Every line in the records below with the string "Submissions" needs to be copied out.

(Entries provided Opens)

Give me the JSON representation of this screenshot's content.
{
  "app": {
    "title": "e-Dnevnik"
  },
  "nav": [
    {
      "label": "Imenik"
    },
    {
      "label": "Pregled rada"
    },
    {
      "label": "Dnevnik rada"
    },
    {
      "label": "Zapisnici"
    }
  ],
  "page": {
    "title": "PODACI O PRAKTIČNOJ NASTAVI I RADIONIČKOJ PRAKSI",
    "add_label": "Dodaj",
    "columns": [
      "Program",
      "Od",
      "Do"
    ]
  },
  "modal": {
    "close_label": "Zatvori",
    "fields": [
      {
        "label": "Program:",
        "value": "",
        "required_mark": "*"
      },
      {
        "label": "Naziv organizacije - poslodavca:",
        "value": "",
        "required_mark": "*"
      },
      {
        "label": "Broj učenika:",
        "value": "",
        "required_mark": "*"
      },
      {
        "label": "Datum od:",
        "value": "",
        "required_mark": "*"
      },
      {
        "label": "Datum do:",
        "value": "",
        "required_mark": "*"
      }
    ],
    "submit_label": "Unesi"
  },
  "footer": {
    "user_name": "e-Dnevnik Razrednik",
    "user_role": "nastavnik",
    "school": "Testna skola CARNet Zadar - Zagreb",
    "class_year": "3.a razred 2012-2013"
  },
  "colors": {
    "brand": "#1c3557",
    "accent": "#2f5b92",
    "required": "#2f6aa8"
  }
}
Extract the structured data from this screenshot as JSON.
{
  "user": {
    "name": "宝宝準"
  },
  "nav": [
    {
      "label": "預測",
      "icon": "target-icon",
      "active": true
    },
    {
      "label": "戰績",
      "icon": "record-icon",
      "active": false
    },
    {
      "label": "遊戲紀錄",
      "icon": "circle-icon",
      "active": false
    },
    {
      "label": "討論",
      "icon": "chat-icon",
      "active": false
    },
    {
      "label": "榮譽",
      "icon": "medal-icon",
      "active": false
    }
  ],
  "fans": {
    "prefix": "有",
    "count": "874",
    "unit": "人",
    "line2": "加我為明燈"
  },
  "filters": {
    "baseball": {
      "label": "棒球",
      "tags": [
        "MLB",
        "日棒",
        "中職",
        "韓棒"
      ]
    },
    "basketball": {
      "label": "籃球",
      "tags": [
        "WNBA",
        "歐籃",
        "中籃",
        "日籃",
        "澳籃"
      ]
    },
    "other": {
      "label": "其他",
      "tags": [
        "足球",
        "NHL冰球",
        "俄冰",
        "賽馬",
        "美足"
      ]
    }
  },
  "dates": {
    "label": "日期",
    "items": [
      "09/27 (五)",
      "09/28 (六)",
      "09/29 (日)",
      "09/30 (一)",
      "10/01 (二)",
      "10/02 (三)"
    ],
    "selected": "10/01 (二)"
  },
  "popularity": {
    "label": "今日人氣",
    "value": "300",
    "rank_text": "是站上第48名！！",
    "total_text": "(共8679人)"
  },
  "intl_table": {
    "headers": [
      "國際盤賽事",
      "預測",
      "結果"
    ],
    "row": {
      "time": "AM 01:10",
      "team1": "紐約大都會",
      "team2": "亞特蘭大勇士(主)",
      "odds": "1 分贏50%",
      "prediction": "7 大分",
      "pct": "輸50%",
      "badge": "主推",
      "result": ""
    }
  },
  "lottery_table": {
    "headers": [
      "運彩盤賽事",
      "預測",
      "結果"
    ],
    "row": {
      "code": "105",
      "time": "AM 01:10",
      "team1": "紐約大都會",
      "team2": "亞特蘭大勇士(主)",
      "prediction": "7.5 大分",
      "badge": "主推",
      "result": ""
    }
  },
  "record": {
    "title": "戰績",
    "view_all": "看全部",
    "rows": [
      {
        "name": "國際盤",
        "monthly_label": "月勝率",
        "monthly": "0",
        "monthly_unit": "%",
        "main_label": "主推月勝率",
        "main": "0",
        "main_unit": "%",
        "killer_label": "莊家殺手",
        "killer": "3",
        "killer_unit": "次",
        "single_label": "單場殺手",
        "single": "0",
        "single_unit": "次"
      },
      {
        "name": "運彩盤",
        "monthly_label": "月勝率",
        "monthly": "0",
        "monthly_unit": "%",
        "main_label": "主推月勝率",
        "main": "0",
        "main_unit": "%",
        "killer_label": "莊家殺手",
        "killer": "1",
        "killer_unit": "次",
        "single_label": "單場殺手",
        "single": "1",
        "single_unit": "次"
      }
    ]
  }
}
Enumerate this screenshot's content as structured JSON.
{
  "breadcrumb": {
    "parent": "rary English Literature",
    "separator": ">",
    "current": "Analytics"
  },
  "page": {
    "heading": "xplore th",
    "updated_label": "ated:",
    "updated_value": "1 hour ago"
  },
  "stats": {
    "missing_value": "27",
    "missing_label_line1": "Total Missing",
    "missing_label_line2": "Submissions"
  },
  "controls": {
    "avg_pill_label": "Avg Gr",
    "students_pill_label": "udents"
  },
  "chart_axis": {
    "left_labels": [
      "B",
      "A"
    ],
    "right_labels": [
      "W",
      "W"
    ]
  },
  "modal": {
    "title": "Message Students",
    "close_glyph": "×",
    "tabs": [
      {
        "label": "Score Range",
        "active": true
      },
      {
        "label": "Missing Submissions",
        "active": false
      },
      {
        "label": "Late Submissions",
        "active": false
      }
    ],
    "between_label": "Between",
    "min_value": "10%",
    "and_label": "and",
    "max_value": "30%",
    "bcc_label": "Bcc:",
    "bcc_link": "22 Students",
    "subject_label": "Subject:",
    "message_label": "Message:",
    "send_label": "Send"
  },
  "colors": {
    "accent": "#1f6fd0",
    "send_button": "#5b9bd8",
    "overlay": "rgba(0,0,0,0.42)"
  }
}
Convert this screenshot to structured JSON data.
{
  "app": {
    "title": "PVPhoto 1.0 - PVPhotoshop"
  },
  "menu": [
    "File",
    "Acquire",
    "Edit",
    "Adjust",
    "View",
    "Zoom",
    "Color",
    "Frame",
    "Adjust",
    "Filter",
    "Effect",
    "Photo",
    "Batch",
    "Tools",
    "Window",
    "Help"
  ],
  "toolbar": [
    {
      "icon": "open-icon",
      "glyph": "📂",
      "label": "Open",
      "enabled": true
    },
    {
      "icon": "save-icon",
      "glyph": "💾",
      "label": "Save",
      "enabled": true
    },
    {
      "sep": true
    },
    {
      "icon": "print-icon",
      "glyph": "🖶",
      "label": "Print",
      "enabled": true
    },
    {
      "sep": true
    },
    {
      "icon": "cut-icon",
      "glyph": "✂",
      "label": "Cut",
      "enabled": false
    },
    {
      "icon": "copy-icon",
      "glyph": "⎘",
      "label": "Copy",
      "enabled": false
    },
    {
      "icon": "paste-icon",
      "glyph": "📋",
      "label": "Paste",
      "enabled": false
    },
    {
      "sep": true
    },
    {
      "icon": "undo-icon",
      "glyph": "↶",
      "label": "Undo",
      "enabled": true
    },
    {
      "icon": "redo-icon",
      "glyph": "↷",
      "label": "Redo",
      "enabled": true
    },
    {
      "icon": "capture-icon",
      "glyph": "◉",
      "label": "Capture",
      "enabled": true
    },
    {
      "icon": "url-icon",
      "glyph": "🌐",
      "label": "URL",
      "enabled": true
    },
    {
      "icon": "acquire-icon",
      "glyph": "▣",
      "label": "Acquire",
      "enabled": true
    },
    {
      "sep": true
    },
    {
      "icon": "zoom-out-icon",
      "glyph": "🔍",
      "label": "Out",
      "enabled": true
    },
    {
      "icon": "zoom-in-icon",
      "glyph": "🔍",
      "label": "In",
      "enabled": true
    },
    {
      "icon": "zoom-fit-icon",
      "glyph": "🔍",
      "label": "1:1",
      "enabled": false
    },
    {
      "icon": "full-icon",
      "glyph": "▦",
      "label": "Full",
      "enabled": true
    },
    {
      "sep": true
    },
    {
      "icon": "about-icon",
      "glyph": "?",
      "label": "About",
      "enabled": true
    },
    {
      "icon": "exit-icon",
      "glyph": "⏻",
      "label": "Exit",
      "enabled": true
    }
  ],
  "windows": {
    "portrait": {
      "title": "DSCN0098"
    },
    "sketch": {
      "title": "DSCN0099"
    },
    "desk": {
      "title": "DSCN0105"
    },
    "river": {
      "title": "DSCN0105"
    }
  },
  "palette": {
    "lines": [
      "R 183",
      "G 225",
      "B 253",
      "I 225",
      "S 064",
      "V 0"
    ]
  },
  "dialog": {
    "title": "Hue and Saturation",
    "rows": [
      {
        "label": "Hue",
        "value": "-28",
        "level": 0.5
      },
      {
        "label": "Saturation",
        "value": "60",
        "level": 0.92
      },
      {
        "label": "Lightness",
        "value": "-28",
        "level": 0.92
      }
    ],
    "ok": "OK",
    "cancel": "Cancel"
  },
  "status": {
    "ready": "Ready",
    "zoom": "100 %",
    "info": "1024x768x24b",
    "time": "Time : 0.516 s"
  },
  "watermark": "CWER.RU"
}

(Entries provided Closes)

Answer section »
    "missing_label_line2": "Submissions"
        "label": "Missing Submissions",
        "label": "Late Submissions",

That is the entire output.